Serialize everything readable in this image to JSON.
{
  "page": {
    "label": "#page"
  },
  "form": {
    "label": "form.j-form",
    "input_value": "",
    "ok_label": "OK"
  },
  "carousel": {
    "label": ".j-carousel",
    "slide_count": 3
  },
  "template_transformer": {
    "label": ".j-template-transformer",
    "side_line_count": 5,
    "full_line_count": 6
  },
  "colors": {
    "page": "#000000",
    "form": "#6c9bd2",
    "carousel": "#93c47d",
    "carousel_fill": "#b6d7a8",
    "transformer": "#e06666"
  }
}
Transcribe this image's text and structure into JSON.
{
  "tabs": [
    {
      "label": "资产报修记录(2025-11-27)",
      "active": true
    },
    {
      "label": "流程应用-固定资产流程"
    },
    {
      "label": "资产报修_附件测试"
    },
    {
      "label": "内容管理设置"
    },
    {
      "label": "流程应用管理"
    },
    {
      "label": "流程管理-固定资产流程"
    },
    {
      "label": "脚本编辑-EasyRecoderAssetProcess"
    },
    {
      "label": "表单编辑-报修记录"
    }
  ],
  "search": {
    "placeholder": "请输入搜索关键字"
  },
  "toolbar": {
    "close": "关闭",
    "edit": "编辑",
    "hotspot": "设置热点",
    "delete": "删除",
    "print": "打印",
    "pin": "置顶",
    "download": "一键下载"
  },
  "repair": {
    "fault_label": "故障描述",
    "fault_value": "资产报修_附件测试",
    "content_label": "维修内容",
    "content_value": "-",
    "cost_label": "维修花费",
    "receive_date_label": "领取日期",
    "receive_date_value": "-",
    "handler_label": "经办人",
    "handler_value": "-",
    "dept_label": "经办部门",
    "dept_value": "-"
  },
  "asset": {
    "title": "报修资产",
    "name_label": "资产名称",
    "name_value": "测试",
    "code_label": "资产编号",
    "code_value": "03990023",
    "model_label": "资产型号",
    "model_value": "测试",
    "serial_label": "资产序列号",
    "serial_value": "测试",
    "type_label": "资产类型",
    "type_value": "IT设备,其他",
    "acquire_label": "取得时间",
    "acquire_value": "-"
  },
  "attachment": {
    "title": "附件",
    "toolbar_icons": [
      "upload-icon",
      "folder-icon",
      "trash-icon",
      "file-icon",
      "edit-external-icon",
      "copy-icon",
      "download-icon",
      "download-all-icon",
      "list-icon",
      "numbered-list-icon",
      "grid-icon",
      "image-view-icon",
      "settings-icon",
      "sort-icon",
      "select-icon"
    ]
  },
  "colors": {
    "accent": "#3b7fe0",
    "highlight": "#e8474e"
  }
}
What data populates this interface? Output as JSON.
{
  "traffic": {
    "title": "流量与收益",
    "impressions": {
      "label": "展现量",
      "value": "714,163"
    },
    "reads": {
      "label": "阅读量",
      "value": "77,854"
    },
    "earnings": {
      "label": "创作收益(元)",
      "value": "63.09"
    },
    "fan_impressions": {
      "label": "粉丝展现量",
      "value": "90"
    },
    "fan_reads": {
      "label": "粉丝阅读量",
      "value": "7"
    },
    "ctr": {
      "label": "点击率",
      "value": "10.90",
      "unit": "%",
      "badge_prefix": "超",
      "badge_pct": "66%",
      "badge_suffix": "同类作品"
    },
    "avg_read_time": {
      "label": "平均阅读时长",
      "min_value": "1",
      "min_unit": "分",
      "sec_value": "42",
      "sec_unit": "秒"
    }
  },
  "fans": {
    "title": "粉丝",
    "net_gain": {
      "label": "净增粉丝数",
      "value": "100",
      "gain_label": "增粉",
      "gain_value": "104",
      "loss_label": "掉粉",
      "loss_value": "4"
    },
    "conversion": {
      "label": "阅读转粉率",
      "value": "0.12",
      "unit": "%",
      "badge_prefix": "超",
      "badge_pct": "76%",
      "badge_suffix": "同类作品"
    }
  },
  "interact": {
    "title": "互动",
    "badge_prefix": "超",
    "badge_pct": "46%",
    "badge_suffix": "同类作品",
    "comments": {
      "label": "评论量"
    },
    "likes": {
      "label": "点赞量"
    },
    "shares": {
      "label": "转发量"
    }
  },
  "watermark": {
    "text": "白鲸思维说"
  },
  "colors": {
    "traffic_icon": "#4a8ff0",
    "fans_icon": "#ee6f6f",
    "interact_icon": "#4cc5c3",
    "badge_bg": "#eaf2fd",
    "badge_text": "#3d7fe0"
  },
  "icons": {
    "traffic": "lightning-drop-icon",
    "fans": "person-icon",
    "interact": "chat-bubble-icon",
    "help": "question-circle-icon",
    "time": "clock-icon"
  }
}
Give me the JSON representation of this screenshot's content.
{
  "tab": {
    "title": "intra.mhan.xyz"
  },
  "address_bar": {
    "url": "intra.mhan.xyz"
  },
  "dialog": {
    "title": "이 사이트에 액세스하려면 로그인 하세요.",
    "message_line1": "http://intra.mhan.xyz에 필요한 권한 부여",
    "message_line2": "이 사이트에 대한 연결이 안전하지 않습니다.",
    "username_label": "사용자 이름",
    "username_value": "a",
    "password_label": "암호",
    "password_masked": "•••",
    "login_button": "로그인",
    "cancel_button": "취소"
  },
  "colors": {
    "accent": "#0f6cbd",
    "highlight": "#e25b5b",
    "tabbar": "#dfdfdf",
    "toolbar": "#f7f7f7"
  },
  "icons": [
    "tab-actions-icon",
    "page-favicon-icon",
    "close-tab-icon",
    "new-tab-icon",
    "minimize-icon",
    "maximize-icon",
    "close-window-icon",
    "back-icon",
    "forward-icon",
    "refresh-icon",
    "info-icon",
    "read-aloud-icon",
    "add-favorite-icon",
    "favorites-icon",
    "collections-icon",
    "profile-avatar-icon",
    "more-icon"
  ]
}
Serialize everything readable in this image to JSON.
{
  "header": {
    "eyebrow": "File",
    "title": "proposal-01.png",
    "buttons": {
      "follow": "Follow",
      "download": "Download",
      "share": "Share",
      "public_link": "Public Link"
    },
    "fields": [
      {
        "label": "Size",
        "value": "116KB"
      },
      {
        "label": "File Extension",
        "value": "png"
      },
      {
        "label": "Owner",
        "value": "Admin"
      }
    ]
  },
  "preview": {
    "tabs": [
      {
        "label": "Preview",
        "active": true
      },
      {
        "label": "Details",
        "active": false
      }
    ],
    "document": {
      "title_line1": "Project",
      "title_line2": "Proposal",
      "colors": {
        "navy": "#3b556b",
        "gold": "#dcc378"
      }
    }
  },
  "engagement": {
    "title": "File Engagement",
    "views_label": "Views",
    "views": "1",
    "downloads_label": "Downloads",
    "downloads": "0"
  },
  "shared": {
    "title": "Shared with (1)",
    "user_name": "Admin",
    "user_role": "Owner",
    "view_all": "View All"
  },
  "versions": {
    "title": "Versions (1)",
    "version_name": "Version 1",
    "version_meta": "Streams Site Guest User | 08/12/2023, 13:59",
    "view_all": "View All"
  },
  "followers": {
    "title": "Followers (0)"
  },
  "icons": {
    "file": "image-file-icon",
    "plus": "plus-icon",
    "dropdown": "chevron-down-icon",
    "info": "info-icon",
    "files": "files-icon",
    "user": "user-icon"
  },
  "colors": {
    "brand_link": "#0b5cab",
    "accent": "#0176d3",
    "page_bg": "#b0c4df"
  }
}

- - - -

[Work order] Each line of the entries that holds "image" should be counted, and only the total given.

[Result below] 5